The answer must repeat each line of the material exactly.

*** The data Section Begins ***

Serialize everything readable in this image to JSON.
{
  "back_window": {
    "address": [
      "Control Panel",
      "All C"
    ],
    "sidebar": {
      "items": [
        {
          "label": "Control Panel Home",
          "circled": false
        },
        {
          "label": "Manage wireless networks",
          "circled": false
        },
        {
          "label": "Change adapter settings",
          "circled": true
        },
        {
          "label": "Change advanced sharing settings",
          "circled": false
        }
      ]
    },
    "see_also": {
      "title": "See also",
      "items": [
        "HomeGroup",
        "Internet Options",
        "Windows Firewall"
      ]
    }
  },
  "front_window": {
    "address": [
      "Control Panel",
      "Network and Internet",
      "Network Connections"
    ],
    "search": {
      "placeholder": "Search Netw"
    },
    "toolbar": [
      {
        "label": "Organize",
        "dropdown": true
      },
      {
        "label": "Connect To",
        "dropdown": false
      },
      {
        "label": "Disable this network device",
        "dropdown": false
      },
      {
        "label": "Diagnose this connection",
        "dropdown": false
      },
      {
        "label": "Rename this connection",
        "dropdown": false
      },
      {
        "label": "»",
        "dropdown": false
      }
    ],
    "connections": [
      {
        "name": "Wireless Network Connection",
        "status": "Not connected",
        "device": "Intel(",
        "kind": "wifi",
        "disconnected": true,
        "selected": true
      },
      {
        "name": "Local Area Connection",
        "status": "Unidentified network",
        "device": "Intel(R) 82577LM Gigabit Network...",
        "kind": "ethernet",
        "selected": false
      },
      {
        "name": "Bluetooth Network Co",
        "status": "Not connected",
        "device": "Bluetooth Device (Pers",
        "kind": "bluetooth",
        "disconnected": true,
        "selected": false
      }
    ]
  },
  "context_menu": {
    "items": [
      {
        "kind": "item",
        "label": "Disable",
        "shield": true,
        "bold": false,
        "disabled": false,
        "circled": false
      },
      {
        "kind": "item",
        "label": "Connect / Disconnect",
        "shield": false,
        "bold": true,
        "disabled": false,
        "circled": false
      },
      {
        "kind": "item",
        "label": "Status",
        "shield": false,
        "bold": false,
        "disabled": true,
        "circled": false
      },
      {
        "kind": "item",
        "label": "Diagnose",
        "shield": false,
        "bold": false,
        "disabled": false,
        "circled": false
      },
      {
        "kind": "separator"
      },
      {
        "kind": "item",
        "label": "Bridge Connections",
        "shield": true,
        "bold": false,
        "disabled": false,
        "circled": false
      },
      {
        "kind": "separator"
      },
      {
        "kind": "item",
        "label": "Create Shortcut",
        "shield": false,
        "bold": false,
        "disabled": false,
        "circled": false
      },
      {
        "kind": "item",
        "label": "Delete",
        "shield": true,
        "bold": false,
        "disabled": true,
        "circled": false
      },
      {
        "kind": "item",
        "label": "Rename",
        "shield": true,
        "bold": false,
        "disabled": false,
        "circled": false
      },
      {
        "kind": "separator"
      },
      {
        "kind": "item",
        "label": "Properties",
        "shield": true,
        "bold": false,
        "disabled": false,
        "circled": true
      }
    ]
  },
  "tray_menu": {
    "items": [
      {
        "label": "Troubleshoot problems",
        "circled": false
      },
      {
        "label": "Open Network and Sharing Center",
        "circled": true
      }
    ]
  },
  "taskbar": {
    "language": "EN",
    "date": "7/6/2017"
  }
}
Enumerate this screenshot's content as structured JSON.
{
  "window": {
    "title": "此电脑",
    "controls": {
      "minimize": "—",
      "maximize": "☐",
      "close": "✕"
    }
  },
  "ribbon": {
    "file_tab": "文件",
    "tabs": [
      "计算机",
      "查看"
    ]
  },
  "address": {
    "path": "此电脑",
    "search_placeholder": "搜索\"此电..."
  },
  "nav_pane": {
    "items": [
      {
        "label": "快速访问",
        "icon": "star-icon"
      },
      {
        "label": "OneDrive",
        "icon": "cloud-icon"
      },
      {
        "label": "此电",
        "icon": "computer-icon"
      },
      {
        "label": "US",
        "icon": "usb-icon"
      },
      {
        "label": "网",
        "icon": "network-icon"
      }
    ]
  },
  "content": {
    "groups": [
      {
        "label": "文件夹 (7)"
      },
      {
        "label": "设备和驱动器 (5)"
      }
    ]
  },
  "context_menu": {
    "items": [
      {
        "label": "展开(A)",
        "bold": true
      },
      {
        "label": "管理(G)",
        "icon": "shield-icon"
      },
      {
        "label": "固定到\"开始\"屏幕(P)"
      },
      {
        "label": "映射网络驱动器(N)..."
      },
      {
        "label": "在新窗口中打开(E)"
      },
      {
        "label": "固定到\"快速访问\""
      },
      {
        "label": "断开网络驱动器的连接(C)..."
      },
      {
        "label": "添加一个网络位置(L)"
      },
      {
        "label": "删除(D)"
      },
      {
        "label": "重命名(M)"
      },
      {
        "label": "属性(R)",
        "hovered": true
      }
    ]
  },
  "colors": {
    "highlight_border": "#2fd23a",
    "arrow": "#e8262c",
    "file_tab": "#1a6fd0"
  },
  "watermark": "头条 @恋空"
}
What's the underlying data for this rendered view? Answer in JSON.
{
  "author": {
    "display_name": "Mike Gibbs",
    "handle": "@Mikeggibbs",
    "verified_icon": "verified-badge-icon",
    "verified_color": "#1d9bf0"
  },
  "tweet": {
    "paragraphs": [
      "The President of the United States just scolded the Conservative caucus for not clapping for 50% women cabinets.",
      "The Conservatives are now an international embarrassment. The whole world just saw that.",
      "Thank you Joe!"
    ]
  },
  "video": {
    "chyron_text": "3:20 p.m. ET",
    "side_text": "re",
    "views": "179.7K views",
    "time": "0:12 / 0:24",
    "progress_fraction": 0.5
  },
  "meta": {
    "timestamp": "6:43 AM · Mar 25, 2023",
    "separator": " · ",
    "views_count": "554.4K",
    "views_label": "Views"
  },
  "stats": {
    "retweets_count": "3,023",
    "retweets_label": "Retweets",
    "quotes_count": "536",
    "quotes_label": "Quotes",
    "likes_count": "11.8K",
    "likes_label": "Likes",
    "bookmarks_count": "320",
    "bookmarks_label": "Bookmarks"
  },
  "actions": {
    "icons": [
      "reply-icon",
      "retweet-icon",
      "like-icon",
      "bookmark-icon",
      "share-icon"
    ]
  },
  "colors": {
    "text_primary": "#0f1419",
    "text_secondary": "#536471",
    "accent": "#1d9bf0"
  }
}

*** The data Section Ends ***

## [Response below]
Serialize everything readable in this image to JSON.
{
  "back_window": {
    "address": [
      "Control Panel",
      "All C"
    ],
    "sidebar": {
      "items": [
        {
          "label": "Control Panel Home",
          "circled": false
        },
        {
          "label": "Manage wireless networks",
          "circled": false
        },
        {
          "label": "Change adapter settings",
          "circled": true
        },
        {
          "label": "Change advanced sharing settings",
          "circled": false
        }
      ]
    },
    "see_also": {
      "title": "See also",
      "items": [
        "HomeGroup",
        "Internet Options",
        "Windows Firewall"
      ]
    }
  },
  "front_window": {
    "address": [
      "Control Panel",
      "Network and Internet",
      "Network Connections"
    ],
    "search": {
      "placeholder": "Search Netw"
    },
    "toolbar": [
      {
        "label": "Organize",
        "dropdown": true
      },
      {
        "label": "Connect To",
        "dropdown": false
      },
      {
        "label": "Disable this network device",
        "dropdown": false
      },
      {
        "label": "Diagnose this connection",
        "dropdown": false
      },
      {
        "label": "Rename this connection",
        "dropdown": false
      },
      {
        "label": "»",
        "dropdown": false
      }
    ],
    "connections": [
      {
        "name": "Wireless Network Connection",
        "status": "Not connected",
        "device": "Intel(",
        "kind": "wifi",
        "disconnected": true,
        "selected": true
      },
      {
        "name": "Local Area Connection",
        "status": "Unidentified network",
        "device": "Intel(R) 82577LM Gigabit Network...",
        "kind": "ethernet",
        "selected": false
      },
      {
        "name": "Bluetooth Network Co",
        "status": "Not connected",
        "device": "Bluetooth Device (Pers",
        "kind": "bluetooth",
        "disconnected": true,
        "selected": false
      }
    ]
  },
  "context_menu": {
    "items": [
      {
        "kind": "item",
        "label": "Disable",
        "shield": true,
        "bold": false,
        "disabled": false,
        "circled": false
      },
      {
        "kind": "item",
        "label": "Connect / Disconnect",
        "shield": false,
        "bold": true,
        "disabled": false,
        "circled": false
      },
      {
        "kind": "item",
        "label": "Status",
        "shield": false,
        "bold": false,
        "disabled": true,
        "circled": false
      },
      {
        "kind": "item",
        "label": "Diagnose",
        "shield": false,
        "bold": false,
        "disabled": false,
        "circled": false
      },
      {
        "kind": "separator"
      },
      {
        "kind": "item",
        "label": "Bridge Connections",
        "shield": true,
        "bold": false,
        "disabled": false,
        "circled": false
      },
      {
        "kind": "separator"
      },
      {
        "kind": "item",
        "label": "Create Shortcut",
        "shield": false,
        "bold": false,
        "disabled": false,
        "circled": false
      },
      {
        "kind": "item",
        "label": "Delete",
        "shield": true,
        "bold": false,
        "disabled": true,
        "circled": false
      },
      {
        "kind": "item",
        "label": "Rename",
        "shield": true,
        "bold": false,
        "disabled": false,
        "circled": false
      },
      {
        "kind": "separator"
      },
      {
        "kind": "item",
        "label": "Properties",
        "shield": true,
        "bold": false,
        "disabled": false,
        "circled": true
      }
    ]
  },
  "tray_menu": {
    "items": [
      {
        "label": "Troubleshoot problems",
        "circled": false
      },
      {
        "label": "Open Network and Sharing Center",
        "circled": true
      }
    ]
  },
  "taskbar": {
    "language": "EN",
    "date": "7/6/2017"
  }
}
Enumerate this screenshot's content as structured JSON.
{
  "window": {
    "title": "此电脑",
    "controls": {
      "minimize": "—",
      "maximize": "☐",
      "close": "✕"
    }
  },
  "ribbon": {
    "file_tab": "文件",
    "tabs": [
      "计算机",
      "查看"
    ]
  },
  "address": {
    "path": "此电脑",
    "search_placeholder": "搜索\"此电..."
  },
  "nav_pane": {
    "items": [
      {
        "label": "快速访问",
        "icon": "star-icon"
      },
      {
        "label": "OneDrive",
        "icon": "cloud-icon"
      },
      {
        "label": "此电",
        "icon": "computer-icon"
      },
      {
        "label": "US",
        "icon": "usb-icon"
      },
      {
        "label": "网",
        "icon": "network-icon"
      }
    ]
  },
  "content": {
    "groups": [
      {
        "label": "文件夹 (7)"
      },
      {
        "label": "设备和驱动器 (5)"
      }
    ]
  },
  "context_menu": {
    "items": [
      {
        "label": "展开(A)",
        "bold": true
      },
      {
        "label": "管理(G)",
        "icon": "shield-icon"
      },
      {
        "label": "固定到\"开始\"屏幕(P)"
      },
      {
        "label": "映射网络驱动器(N)..."
      },
      {
        "label": "在新窗口中打开(E)"
      },
      {
        "label": "固定到\"快速访问\""
      },
      {
        "label": "断开网络驱动器的连接(C)..."
      },
      {
        "label": "添加一个网络位置(L)"
      },
      {
        "label": "删除(D)"
      },
      {
        "label": "重命名(M)"
      },
      {
        "label": "属性(R)",
        "hovered": true
      }
    ]
  },
  "colors": {
    "highlight_border": "#2fd23a",
    "arrow": "#e8262c",
    "file_tab": "#1a6fd0"
  },
  "watermark": "头条 @恋空"
}
What's the underlying data for this rendered view? Answer in JSON.
{
  "author": {
    "display_name": "Mike Gibbs",
    "handle": "@Mikeggibbs",
    "verified_icon": "verified-badge-icon",
    "verified_color": "#1d9bf0"
  },
  "tweet": {
    "paragraphs": [
      "The President of the United States just scolded the Conservative caucus for not clapping for 50% women cabinets.",
      "The Conservatives are now an international embarrassment. The whole world just saw that.",
      "Thank you Joe!"
    ]
  },
  "video": {
    "chyron_text": "3:20 p.m. ET",
    "side_text": "re",
    "views": "179.7K views",
    "time": "0:12 / 0:24",
    "progress_fraction": 0.5
  },
  "meta": {
    "timestamp": "6:43 AM · Mar 25, 2023",
    "separator": " · ",
    "views_count": "554.4K",
    "views_label": "Views"
  },
  "stats": {
    "retweets_count": "3,023",
    "retweets_label": "Retweets",
    "quotes_count": "536",
    "quotes_label": "Quotes",
    "likes_count": "11.8K",
    "likes_label": "Likes",
    "bookmarks_count": "320",
    "bookmarks_label": "Bookmarks"
  },
  "actions": {
    "icons": [
      "reply-icon",
      "retweet-icon",
      "like-icon",
      "bookmark-icon",
      "share-icon"
    ]
  },
  "colors": {
    "text_primary": "#0f1419",
    "text_secondary": "#536471",
    "accent": "#1d9bf0"
  }
}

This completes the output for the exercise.